In view of the obligation to participate
in Sunday Mass and to confess mortal sins
at least once a year, I am starting to wonder:
Do laypeople have a right to the sacraments?
Might that require bishops to ordain
priests, even married men?
I know that some people argue that
changing the celibacy rule involves many
other issues, for example, financial support.
Do practical challenges constitute a theological/doctrinal reason to reserve access
to the sacraments to a small percentage of
people living close to a priest? If the faithful
have a right to the sacraments, is it
moral to withhold access to the sacraments
because of a man-made rule?
A: People have a right to receive
the sacraments for which they
are properly prepared. Speaking about
a “right to the sacraments,” however,
does not mean that all preparation for
them can be waived because every baptized
Catholic has an absolute right to
Every Catholic certainly has a right
for access to the Sacrament of Reconciliation.
On the other hand, there is no
question that the Church has a right to
do its best to make sure that parents
preparing for the Baptism of a child,
couples preparing for marriage, children
preparing for First Communion
and candidates for Holy Orders are
Bishops seek to provide for the sacramental
needs of the people entrusted to
them by encouraging vocations to
ordained ministry as priests or permanent
deacons. At times, bishops of a
certain region on their ad limina visit to
the pope have sought permission to
ordain married men to the priesthood.

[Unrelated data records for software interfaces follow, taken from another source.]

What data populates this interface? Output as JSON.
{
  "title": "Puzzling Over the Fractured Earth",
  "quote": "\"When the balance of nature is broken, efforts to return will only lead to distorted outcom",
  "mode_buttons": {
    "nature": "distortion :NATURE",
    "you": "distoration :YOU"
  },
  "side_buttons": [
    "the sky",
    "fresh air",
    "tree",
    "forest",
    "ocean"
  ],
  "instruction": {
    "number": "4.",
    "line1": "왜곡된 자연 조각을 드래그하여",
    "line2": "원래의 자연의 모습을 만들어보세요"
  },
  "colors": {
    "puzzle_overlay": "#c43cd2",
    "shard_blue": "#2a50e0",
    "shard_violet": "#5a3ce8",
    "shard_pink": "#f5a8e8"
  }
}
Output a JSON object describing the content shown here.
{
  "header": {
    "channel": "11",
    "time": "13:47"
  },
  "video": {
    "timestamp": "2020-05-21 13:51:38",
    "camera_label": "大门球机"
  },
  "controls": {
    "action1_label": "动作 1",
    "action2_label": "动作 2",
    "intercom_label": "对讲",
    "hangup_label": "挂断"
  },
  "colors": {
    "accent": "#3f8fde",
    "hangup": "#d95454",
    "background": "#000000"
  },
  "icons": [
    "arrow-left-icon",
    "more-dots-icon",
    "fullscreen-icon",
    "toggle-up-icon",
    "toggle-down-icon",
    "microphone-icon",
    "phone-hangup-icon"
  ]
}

It has not been granted.
The practice of ordaining as Catholic
priests some married men who were
formerly Protestant ministers or Anglican
priests indicates that celibacy is
not an absolute requirement for ordination
in the Catholic Church. Even so,
the Latin rite of the Catholic Church
has chosen to maintain this custom.
In many parts of Central and South
America, as well as Africa, bishops have
designated catechists or “ministers of
the Word” to lead prayer services and
distribute Holy Communion. That is
not the same as a Mass, of course, but
this practice means that people have
greater access to the Eucharist than
they would otherwise.
topic in the July 2008 column has
drawn several responses. One person
noted a couple who sends rosaries to
the missions; they can be contacted
Another reader suggested sending
rosaries, medals and similar objects to
Brother Stephen, C.Ss.R., at 294 East
150th Street, Bronx, NY 10451-5195.
He sends them to missionaries in other
Q: I will soon be the godmother of a baby boy named Massimo. I
would like to give his parents a medal of St. Massimo, but I cannot
find one. The only medals available are for well-known saints.
A: Here are a few leads: Catholic religious goods stores such as
St. Francis Bookshop here in Cincinnati (1-800-241-6392) can
sometimes help on such requests. St. Francis Bookshop also
referred me to www.romegiftshop.com/testimonials.html as another possible source. The live links on the left are for searches. Over
100 medals are listed at www.autom.com. If none of those work, a
parish or school named for that saint might be able to offer some help.
If you have a question for Father Pat, please submit it here.
Include your street address for personal replies enclosing a stamped, self-addressed envelope, please. Some answer material must be
mailed since it is not available in digital form. You can still send questions to: Ask a Franciscan, 28 W. Liberty Street, Cincinnati, OH 45202.